A double submission format will be adopted.

The outline should be submitted in an electronic format. The final essay should be submitted both in electronic and paper format (for administration).

The marking grid used to assess the essays can be viewed in pdf or gif format

Prerequisite       Click on the arrow to go to the top of the document

No programming expertise is involved. Some elementary knowledge of linguistics might be useful, as might some acquaintance with the ideas of connectionism.

Discussion list       Click on the arrow to go to the top of the document

A Message Board has been created to facilitate any exchange of information and resources between students. It can be accessed at: This message board will not be moderated and I plan to have a peek only about once a week. Direct questions to the lecturer should be addressed by email to

References       Click on the arrow to go to the top of the document

The course will draw on three books:

Brown, C.M. & Hagoort, P. (1999). (Eds.) The Neurocognition of Language. Oxford: New York. (@ amazon)

Rugg, M.D. (1997). (Ed.) Cognitive Neuroscience. Psychology Press; Hove. (@ amazon)

Bishop, D. & Mogford, K. (1993). (Eds.) Language development in exceptional circumstances. LEA, Hove. (@ amazon)

Note: I do not support amazon. I link to Amazon because they provide many additional details about the book.

A series of readings will be provided for each lecture as appropriate and lecture notes will be made available at the lectures and on the web, the day after the lecture.

Making up for gaps in knowledge       Click on the arrow to go to the top of the document

Below are some suggestions of extra readings to fill in knowledge gaps you may have or to increase your general knowledge of the topic. Hence, at a master level, you are expected to begin to take the initiative of your formation.
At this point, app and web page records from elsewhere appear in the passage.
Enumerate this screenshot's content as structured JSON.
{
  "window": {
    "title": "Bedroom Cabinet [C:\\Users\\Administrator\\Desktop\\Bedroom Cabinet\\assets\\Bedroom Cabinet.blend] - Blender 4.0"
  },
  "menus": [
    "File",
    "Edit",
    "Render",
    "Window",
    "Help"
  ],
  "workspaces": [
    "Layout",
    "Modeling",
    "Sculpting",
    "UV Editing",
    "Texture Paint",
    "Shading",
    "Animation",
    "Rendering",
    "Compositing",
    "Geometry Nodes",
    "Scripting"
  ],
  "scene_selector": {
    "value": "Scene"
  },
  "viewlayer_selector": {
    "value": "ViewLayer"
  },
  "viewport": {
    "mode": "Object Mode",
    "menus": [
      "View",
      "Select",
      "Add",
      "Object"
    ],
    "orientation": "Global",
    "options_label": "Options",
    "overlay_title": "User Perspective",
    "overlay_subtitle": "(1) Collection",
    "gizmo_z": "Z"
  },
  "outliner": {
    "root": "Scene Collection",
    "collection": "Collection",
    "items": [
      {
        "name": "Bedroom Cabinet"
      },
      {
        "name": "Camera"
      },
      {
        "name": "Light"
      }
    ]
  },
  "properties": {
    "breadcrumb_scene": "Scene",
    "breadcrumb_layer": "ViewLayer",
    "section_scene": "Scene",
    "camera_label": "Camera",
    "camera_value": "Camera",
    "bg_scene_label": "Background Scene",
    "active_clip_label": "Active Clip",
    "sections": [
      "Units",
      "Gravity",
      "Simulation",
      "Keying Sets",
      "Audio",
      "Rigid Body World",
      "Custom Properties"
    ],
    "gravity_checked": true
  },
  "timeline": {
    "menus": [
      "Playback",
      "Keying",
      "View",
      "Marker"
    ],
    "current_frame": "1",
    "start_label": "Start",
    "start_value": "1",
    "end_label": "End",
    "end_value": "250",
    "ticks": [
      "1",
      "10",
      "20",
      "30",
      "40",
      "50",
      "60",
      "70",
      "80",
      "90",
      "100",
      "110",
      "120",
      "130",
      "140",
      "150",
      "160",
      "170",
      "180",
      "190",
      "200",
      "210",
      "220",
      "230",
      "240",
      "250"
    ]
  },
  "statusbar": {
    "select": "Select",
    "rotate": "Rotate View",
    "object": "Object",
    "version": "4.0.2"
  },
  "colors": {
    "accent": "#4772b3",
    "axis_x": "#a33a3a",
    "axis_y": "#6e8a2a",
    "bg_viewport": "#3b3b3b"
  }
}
Going to the lectures is expected to take only a very small portion of the time you dedicate to the course (lecture 18 hours for assignment 60 and private study 42). You are more than welcome to open some handbooks and get some knowlegde on the various lecture content BEFORE the lecture on that topic.

if you intend to buy a book, the best "single book" option is probably If you have no prior acquaintance with psycholinguistics or cognitive psychology, you should read one of these: If you have no prior acquaintance with (cognitive) neuroscience, I recommend the reading or skimming of: If you have no prior acquaintance whatsoever, I recommend for a quick (but not detailed enough) overview: But I do not recommend the following book, that you may spot in the bookshops: